### WHAT THE EXERCISE ASKS
Could you return the full listing below exactly as it appears?

### EXTRACTED ENTRIES
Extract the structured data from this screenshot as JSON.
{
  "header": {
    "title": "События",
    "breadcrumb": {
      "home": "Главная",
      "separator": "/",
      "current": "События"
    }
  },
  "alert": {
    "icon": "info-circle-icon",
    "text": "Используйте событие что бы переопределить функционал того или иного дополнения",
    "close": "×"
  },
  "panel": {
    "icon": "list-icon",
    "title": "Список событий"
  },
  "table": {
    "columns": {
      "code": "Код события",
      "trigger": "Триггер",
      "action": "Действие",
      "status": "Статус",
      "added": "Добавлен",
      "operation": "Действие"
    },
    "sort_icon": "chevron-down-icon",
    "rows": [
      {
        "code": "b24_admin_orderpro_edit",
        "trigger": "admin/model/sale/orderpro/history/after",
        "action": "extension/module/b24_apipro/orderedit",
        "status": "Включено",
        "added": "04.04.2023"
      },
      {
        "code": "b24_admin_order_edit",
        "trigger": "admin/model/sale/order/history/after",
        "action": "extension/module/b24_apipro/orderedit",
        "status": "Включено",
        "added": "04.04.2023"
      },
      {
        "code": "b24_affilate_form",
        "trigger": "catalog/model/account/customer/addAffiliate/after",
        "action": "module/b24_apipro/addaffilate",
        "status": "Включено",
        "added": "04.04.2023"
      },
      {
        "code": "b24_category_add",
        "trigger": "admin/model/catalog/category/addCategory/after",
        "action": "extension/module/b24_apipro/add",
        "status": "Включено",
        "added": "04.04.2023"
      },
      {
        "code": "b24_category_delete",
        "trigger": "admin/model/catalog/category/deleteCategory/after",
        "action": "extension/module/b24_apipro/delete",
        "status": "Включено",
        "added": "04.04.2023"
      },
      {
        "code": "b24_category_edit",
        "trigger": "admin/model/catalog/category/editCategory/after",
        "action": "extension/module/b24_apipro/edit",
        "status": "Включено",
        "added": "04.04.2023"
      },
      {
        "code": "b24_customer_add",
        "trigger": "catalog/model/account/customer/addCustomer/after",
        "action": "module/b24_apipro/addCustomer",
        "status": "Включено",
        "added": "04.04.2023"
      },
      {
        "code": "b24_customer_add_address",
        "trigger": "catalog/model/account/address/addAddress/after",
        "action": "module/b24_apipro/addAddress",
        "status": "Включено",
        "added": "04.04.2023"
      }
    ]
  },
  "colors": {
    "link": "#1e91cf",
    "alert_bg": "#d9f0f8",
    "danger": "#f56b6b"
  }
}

### PROBLEM SOLUTION
Extract the structured data from this screenshot as JSON.
{
  "header": {
    "title": "События",
    "breadcrumb": {
      "home": "Главная",
      "separator": "/",
      "current": "События"
    }
  },
  "alert": {
    "icon": "info-circle-icon",
    "text": "Используйте событие что бы переопределить функционал того или иного дополнения",
    "close": "×"
  },
  "panel": {
    "icon": "list-icon",
    "title": "Список событий"
  },
  "table": {
    "columns": {
      "code": "Код события",
      "trigger": "Триггер",
      "action": "Действие",
      "status": "Статус",
      "added": "Добавлен",
      "operation": "Действие"
    },
    "sort_icon": "chevron-down-icon",
    "rows": [
      {
        "code": "b24_admin_orderpro_edit",
        "trigger": "admin/model/sale/orderpro/history/after",
        "action": "extension/module/b24_apipro/orderedit",
        "status": "Включено",
        "added": "04.04.2023"
      },
      {
        "code": "b24_admin_order_edit",
        "trigger": "admin/model/sale/order/history/after",
        "action": "extension/module/b24_apipro/orderedit",
        "status": "Включено",
        "added": "04.04.2023"
      },
      {
        "code": "b24_affilate_form",
        "trigger": "catalog/model/account/customer/addAffiliate/after",
        "action": "module/b24_apipro/addaffilate",
        "status": "Включено",
        "added": "04.04.2023"
      },
      {
        "code": "b24_category_add",
        "trigger": "admin/model/catalog/category/addCategory/after",
        "action": "extension/module/b24_apipro/add",
        "status": "Включено",
        "added": "04.04.2023"
      },
      {
        "code": "b24_category_delete",
        "trigger": "admin/model/catalog/category/deleteCategory/after",
        "action": "extension/module/b24_apipro/delete",
        "status": "Включено",
        "added": "04.04.2023"
      },
      {
        "code": "b24_category_edit",
        "trigger": "admin/model/catalog/category/editCategory/after",
        "action": "extension/module/b24_apipro/edit",
        "status": "Включено",
        "added": "04.04.2023"
      },
      {
        "code": "b24_customer_add",
        "trigger": "catalog/model/account/customer/addCustomer/after",
        "action": "module/b24_apipro/addCustomer",
        "status": "Включено",
        "added": "04.04.2023"
      },
      {
        "code": "b24_customer_add_address",
        "trigger": "catalog/model/account/address/addAddress/after",
        "action": "module/b24_apipro/addAddress",
        "status": "Включено",
        "added": "04.04.2023"
      }
    ]
  },
  "colors": {
    "link": "#1e91cf",
    "alert_bg": "#d9f0f8",
    "danger": "#f56b6b"
  }
}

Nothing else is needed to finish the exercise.